Utah's average effective property tax rate is just 0.52%, good for sixth-lowest in the country. Here, the typical homeowner can expect to pay about $2,191 annually in property tax payments. Not in Utah?
Utah has a flat tax of 4.85% (reduced from 4.95% starting with the 2022 tax year). Social Security benefits are included in Utah taxable income to the same extent they're taxed at the federal level. However, a nonrefundable tax credit is available for Social Security benefits.Is it cheaper to live in Texas or Utah? ›

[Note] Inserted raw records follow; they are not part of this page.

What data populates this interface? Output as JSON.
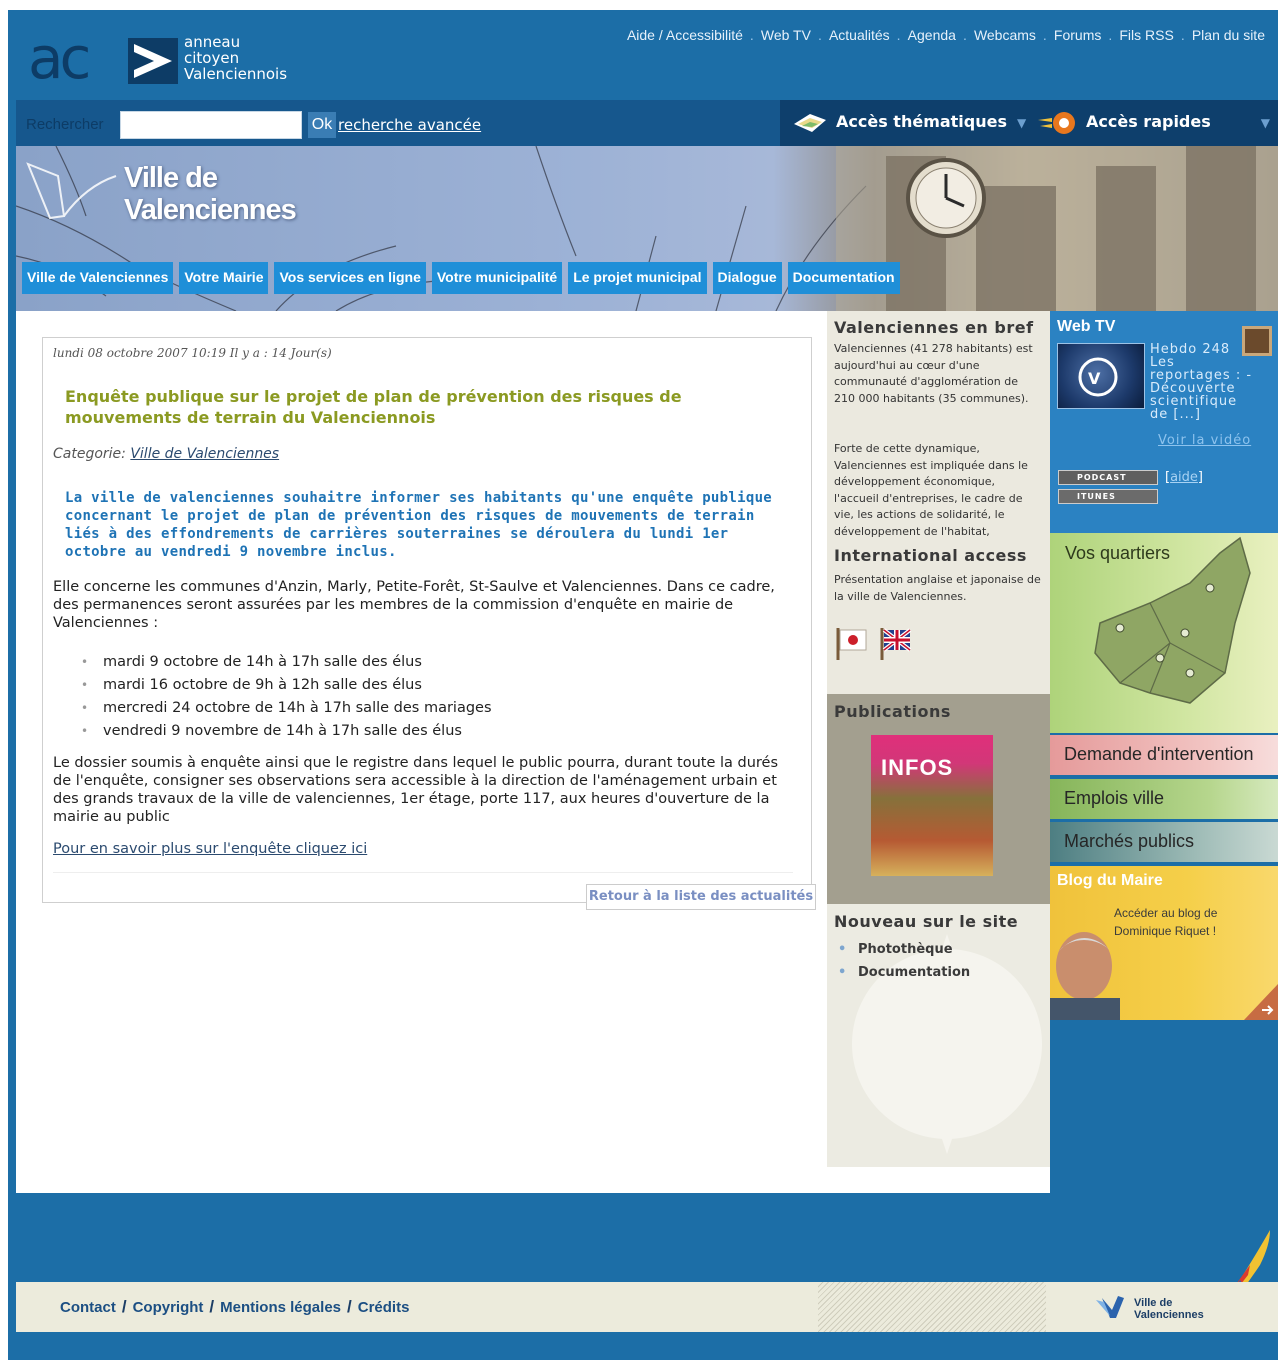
{
  "header": {
    "logo": {
      "letters": "ac",
      "line1": "anneau",
      "line2": "citoyen",
      "line3": "Valenciennois"
    },
    "top_links": [
      "Aide / Accessibilité",
      "Web TV",
      "Actualités",
      "Agenda",
      "Webcams",
      "Forums",
      "Fils RSS",
      "Plan du site"
    ],
    "search": {
      "label": "Rechercher",
      "value": "",
      "ok": "Ok",
      "advanced": "recherche avancée"
    },
    "access": {
      "thematic": "Accès thématiques",
      "quick": "Accès rapides"
    }
  },
  "banner": {
    "title_line1": "Ville de",
    "title_line2": "Valenciennes",
    "nav": [
      "Ville de Valenciennes",
      "Votre Mairie",
      "Vos services en ligne",
      "Votre municipalité",
      "Le projet municipal",
      "Dialogue",
      "Documentation"
    ]
  },
  "article": {
    "date": "lundi 08 octobre 2007 10:19 Il y a : 14 Jour(s)",
    "title": "Enquête publique sur le projet de plan de prévention des risques de mouvements de terrain du Valenciennois",
    "category_label": "Categorie:",
    "category_link": "Ville de Valenciennes",
    "intro": "La ville de valenciennes souhaitre informer ses habitants qu'une enquête publique concernant le projet de plan de prévention des risques de mouvements de terrain liés à des effondrements de carrières souterraines se déroulera du lundi 1er octobre au vendredi 9 novembre inclus.",
    "body1": "Elle concerne les communes d'Anzin, Marly, Petite-Forêt, St-Saulve et Valenciennes. Dans ce cadre, des permanences seront assurées par les membres de la commission d'enquête en mairie de Valenciennes :",
    "permanences": [
      "mardi 9 octobre de 14h à 17h salle des élus",
      "mardi 16 octobre de 9h à 12h salle des élus",
      "mercredi 24 octobre de 14h à 17h salle des mariages",
      "vendredi 9 novembre de 14h à 17h salle des élus"
    ],
    "body2": "Le dossier soumis à enquête ainsi que le registre dans lequel le public pourra, durant toute la durés de l'enquête, consigner ses observations sera accessible à la direction de l'aménagement urbain et des grands travaux de la ville de valenciennes, 1er étage, porte 117, aux heures d'ouverture de la mairie au public",
    "more_link": "Pour en savoir plus sur l'enquête cliquez ici",
    "back_link": "Retour à la liste des actualités"
  },
  "middle": {
    "bref_title": "Valenciennes en bref",
    "bref_text1": "Valenciennes (41 278 habitants) est aujourd'hui au cœur d'une communauté d'agglomération de 210 000 habitants (35 communes).",
    "bref_text2": "Forte de cette dynamique, Valenciennes est impliquée dans le développement économique, l'accueil d'entreprises, le cadre de vie, les actions de solidarité, le développement de l'habitat,",
    "intl_title": "International access",
    "intl_text": "Présentation anglaise et japonaise de la ville de Valenciennes.",
    "pub_title": "Publications",
    "pub_cover_title": "INFOS",
    "new_title": "Nouveau sur le site",
    "new_items": [
      "Photothèque",
      "Documentation"
    ]
  },
  "right": {
    "webtv_title": "Web TV",
    "webtv_text": "Hebdo 248 Les reportages : - Découverte scientifique de [...]",
    "webtv_link": "Voir la vidéo",
    "podcast": "PODCAST",
    "itunes": "ITUNES",
    "help": "aide",
    "quartiers": "Vos quartiers",
    "demande": "Demande d'intervention",
    "emplois": "Emplois ville",
    "marches": "Marchés publics",
    "blog_title": "Blog du Maire",
    "blog_text": "Accéder au blog de Dominique Riquet !"
  },
  "footer": {
    "links": [
      "Contact",
      "Copyright",
      "Mentions légales",
      "Crédits"
    ],
    "logo_line1": "Ville de",
    "logo_line2": "Valenciennes"
  },
  "colors": {
    "page_blue": "#1c6ea7",
    "nav_blue": "#1f8fd8",
    "title_olive": "#8b9a22",
    "intro_blue": "#1e73b5"
  }
}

Texas is estimated to be more than 1.5% more expensive to live in than Utah. Childcare is 7.5% more expensive in Texas, and sports and entertainment eat more out of your pocket than they do in Utah.What is the average utility bill in Utah? ›
Average Utility Costs in Utah: $271 per month
How much should you budget for utilities every month if you plan to live in Utah?
- Vernal. The cheapest place to live in Utah is Vernal. ...
- Roosevelt. Roosevelt is the second most affordable place to live in Utah. ...
- Sunset. Situated just north of Salt Lake City is Sunset, another of Utah's cheapest places to live. ...
- Washington Terrace. ...
- Cedar City. ...
- Tremonton. ...
- Brigham City. ...
- #8. Illinois. ...
- #7. Nevada. ...
- #6. Washington. ...
- #5. Texas. ...
- #4. Arizona. - Moved from Arizona to Utah in 2019: 6,301. ...
- #3. Idaho. - Moved from Idaho to Utah in 2019: 6,752. ...
- #2. Colorado. - Moved from Colorado to Utah in 2019: 7,856. ...
- #1. California. - Moved from California to Utah in 2019: 17,821.
While both Colorado and Utah boast strong snowfall totals at every destination resort, Utah takes the edge in this category thanks to unprecedented accumulation quality at its best resorts.Where does Utah rank for states to retire? ›
According to the report, Utah ranks as the 20th worst place to retire among the 50 states.What is the hottest month in Utah? ›
In July, the warmest month, the average day time temperature rises to 90.6°F.Is Utah too hot in the summer? ›
Summer in Utah
Summers in Utah can be quite hot due to the state's arid, desert-like climate, however, you're unlikely to experience much humidity considering the state is one of the country's driest.
Here's where Utah receives most of its snow during the year. Utah's snowiest month is January with Salt Lake City averaging around 12 inches for the month.